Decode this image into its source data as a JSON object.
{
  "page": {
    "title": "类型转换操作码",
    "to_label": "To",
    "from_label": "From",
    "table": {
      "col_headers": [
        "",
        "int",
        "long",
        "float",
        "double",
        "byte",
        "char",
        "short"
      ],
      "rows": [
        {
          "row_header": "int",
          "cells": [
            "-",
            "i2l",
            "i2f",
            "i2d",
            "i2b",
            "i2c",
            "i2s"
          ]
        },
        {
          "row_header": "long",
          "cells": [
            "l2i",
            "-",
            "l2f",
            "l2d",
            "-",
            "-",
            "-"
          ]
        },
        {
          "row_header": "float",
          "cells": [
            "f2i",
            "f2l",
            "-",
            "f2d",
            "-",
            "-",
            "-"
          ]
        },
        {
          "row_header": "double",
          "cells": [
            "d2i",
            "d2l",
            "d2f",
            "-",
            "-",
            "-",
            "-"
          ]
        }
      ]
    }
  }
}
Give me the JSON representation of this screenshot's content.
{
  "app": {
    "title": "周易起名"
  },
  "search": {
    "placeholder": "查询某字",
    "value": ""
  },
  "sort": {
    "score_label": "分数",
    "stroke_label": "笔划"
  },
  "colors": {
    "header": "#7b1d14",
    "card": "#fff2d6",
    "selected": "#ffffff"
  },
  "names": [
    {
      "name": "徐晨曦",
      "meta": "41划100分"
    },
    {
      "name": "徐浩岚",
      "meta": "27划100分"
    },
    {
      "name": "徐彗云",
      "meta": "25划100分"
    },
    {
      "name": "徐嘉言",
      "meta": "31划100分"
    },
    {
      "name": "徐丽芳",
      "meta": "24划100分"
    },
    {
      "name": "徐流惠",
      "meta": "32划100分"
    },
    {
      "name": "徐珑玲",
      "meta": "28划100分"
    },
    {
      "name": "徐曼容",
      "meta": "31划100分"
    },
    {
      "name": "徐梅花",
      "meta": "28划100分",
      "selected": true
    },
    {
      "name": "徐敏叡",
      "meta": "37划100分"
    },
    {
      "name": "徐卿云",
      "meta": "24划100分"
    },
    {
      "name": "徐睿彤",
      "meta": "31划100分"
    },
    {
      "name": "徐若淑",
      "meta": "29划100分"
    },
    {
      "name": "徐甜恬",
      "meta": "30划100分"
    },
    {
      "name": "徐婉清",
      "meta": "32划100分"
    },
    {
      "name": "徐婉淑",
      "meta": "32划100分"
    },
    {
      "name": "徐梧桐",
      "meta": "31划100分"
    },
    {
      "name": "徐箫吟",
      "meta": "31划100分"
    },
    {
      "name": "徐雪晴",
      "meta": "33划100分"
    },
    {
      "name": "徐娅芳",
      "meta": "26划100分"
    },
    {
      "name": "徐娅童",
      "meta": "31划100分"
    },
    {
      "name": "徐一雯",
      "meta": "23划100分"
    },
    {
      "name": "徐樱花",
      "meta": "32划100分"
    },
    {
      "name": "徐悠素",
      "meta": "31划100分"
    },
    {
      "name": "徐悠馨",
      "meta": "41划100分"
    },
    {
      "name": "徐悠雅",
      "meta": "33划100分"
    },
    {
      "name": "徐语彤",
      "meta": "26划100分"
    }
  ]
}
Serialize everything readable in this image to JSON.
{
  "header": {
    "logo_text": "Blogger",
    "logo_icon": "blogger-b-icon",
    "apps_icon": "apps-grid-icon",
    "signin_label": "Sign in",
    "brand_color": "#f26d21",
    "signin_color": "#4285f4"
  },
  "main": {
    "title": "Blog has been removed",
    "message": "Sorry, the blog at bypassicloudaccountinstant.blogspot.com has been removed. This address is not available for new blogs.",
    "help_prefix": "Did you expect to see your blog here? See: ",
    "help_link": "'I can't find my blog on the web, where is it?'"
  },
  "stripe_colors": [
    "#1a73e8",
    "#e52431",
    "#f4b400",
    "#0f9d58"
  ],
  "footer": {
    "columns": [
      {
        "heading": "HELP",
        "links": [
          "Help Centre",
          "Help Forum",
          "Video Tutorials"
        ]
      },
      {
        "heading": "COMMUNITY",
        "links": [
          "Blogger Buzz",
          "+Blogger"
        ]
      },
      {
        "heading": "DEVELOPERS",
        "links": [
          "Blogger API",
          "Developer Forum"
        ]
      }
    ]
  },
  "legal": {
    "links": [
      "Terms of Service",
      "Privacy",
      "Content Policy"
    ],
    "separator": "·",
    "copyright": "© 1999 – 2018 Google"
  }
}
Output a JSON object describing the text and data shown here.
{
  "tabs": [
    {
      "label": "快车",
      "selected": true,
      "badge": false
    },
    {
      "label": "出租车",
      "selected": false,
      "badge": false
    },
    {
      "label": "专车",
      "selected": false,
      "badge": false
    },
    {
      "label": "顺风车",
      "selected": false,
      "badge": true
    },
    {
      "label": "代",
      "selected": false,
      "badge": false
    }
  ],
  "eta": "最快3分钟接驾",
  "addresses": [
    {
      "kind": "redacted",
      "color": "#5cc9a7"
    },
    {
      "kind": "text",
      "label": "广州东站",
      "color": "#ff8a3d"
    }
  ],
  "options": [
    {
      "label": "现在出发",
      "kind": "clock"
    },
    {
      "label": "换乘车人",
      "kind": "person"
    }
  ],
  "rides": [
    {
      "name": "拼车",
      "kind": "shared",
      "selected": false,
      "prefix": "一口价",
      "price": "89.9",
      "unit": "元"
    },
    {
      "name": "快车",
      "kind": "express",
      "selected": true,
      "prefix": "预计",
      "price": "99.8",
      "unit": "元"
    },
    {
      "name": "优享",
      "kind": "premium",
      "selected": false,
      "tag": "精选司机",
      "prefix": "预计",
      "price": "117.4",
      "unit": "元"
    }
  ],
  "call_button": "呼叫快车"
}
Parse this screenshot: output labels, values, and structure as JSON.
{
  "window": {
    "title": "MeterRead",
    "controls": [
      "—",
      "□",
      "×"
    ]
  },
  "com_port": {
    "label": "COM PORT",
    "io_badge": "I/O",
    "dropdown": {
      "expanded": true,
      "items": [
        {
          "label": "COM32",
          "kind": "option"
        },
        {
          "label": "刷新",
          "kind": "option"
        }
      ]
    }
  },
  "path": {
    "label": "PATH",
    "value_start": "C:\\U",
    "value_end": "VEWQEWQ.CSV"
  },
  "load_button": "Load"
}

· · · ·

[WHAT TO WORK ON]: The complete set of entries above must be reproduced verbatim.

[RESPONSE]:
Decode this image into its source data as a JSON object.
{
  "page": {
    "title": "类型转换操作码",
    "to_label": "To",
    "from_label": "From",
    "table": {
      "col_headers": [
        "",
        "int",
        "long",
        "float",
        "double",
        "byte",
        "char",
        "short"
      ],
      "rows": [
        {
          "row_header": "int",
          "cells": [
            "-",
            "i2l",
            "i2f",
            "i2d",
            "i2b",
            "i2c",
            "i2s"
          ]
        },
        {
          "row_header": "long",
          "cells": [
            "l2i",
            "-",
            "l2f",
            "l2d",
            "-",
            "-",
            "-"
          ]
        },
        {
          "row_header": "float",
          "cells": [
            "f2i",
            "f2l",
            "-",
            "f2d",
            "-",
            "-",
            "-"
          ]
        },
        {
          "row_header": "double",
          "cells": [
            "d2i",
            "d2l",
            "d2f",
            "-",
            "-",
            "-",
            "-"
          ]
        }
      ]
    }
  }
}
Give me the JSON representation of this screenshot's content.
{
  "app": {
    "title": "周易起名"
  },
  "search": {
    "placeholder": "查询某字",
    "value": ""
  },
  "sort": {
    "score_label": "分数",
    "stroke_label": "笔划"
  },
  "colors": {
    "header": "#7b1d14",
    "card": "#fff2d6",
    "selected": "#ffffff"
  },
  "names": [
    {
      "name": "徐晨曦",
      "meta": "41划100分"
    },
    {
      "name": "徐浩岚",
      "meta": "27划100分"
    },
    {
      "name": "徐彗云",
      "meta": "25划100分"
    },
    {
      "name": "徐嘉言",
      "meta": "31划100分"
    },
    {
      "name": "徐丽芳",
      "meta": "24划100分"
    },
    {
      "name": "徐流惠",
      "meta": "32划100分"
    },
    {
      "name": "徐珑玲",
      "meta": "28划100分"
    },
    {
      "name": "徐曼容",
      "meta": "31划100分"
    },
    {
      "name": "徐梅花",
      "meta": "28划100分",
      "selected": true
    },
    {
      "name": "徐敏叡",
      "meta": "37划100分"
    },
    {
      "name": "徐卿云",
      "meta": "24划100分"
    },
    {
      "name": "徐睿彤",
      "meta": "31划100分"
    },
    {
      "name": "徐若淑",
      "meta": "29划100分"
    },
    {
      "name": "徐甜恬",
      "meta": "30划100分"
    },
    {
      "name": "徐婉清",
      "meta": "32划100分"
    },
    {
      "name": "徐婉淑",
      "meta": "32划100分"
    },
    {
      "name": "徐梧桐",
      "meta": "31划100分"
    },
    {
      "name": "徐箫吟",
      "meta": "31划100分"
    },
    {
      "name": "徐雪晴",
      "meta": "33划100分"
    },
    {
      "name": "徐娅芳",
      "meta": "26划100分"
    },
    {
      "name": "徐娅童",
      "meta": "31划100分"
    },
    {
      "name": "徐一雯",
      "meta": "23划100分"
    },
    {
      "name": "徐樱花",
      "meta": "32划100分"
    },
    {
      "name": "徐悠素",
      "meta": "31划100分"
    },
    {
      "name": "徐悠馨",
      "meta": "41划100分"
    },
    {
      "name": "徐悠雅",
      "meta": "33划100分"
    },
    {
      "name": "徐语彤",
      "meta": "26划100分"
    }
  ]
}
Serialize everything readable in this image to JSON.
{
  "header": {
    "logo_text": "Blogger",
    "logo_icon": "blogger-b-icon",
    "apps_icon": "apps-grid-icon",
    "signin_label": "Sign in",
    "brand_color": "#f26d21",
    "signin_color": "#4285f4"
  },
  "main": {
    "title": "Blog has been removed",
    "message": "Sorry, the blog at bypassicloudaccountinstant.blogspot.com has been removed. This address is not available for new blogs.",
    "help_prefix": "Did you expect to see your blog here? See: ",
    "help_link": "'I can't find my blog on the web, where is it?'"
  },
  "stripe_colors": [
    "#1a73e8",
    "#e52431",
    "#f4b400",
    "#0f9d58"
  ],
  "footer": {
    "columns": [
      {
        "heading": "HELP",
        "links": [
          "Help Centre",
          "Help Forum",
          "Video Tutorials"
        ]
      },
      {
        "heading": "COMMUNITY",
        "links": [
          "Blogger Buzz",
          "+Blogger"
        ]
      },
      {
        "heading": "DEVELOPERS",
        "links": [
          "Blogger API",
          "Developer Forum"
        ]
      }
    ]
  },
  "legal": {
    "links": [
      "Terms of Service",
      "Privacy",
      "Content Policy"
    ],
    "separator": "·",
    "copyright": "© 1999 – 2018 Google"
  }
}
Output a JSON object describing the text and data shown here.
{
  "tabs": [
    {
      "label": "快车",
      "selected": true,
      "badge": false
    },
    {
      "label": "出租车",
      "selected": false,
      "badge": false
    },
    {
      "label": "专车",
      "selected": false,
      "badge": false
    },
    {
      "label": "顺风车",
      "selected": false,
      "badge": true
    },
    {
      "label": "代",
      "selected": false,
      "badge": false
    }
  ],
  "eta": "最快3分钟接驾",
  "addresses": [
    {
      "kind": "redacted",
      "color": "#5cc9a7"
    },
    {
      "kind": "text",
      "label": "广州东站",
      "color": "#ff8a3d"
    }
  ],
  "options": [
    {
      "label": "现在出发",
      "kind": "clock"
    },
    {
      "label": "换乘车人",
      "kind": "person"
    }
  ],
  "rides": [
    {
      "name": "拼车",
      "kind": "shared",
      "selected": false,
      "prefix": "一口价",
      "price": "89.9",
      "unit": "元"
    },
    {
      "name": "快车",
      "kind": "express",
      "selected": true,
      "prefix": "预计",
      "price": "99.8",
      "unit": "元"
    },
    {
      "name": "优享",
      "kind": "premium",
      "selected": false,
      "tag": "精选司机",
      "prefix": "预计",
      "price": "117.4",
      "unit": "元"
    }
  ],
  "call_button": "呼叫快车"
}
Parse this screenshot: output labels, values, and structure as JSON.
{
  "window": {
    "title": "MeterRead",
    "controls": [
      "—",
      "□",
      "×"
    ]
  },
  "com_port": {
    "label": "COM PORT",
    "io_badge": "I/O",
    "dropdown": {
      "expanded": true,
      "items": [
        {
          "label": "COM32",
          "kind": "option"
        },
        {
          "label": "刷新",
          "kind": "option"
        }
      ]
    }
  },
  "path": {
    "label": "PATH",
    "value_start": "C:\\U",
    "value_end": "VEWQEWQ.CSV"
  },
  "load_button": "Load"
}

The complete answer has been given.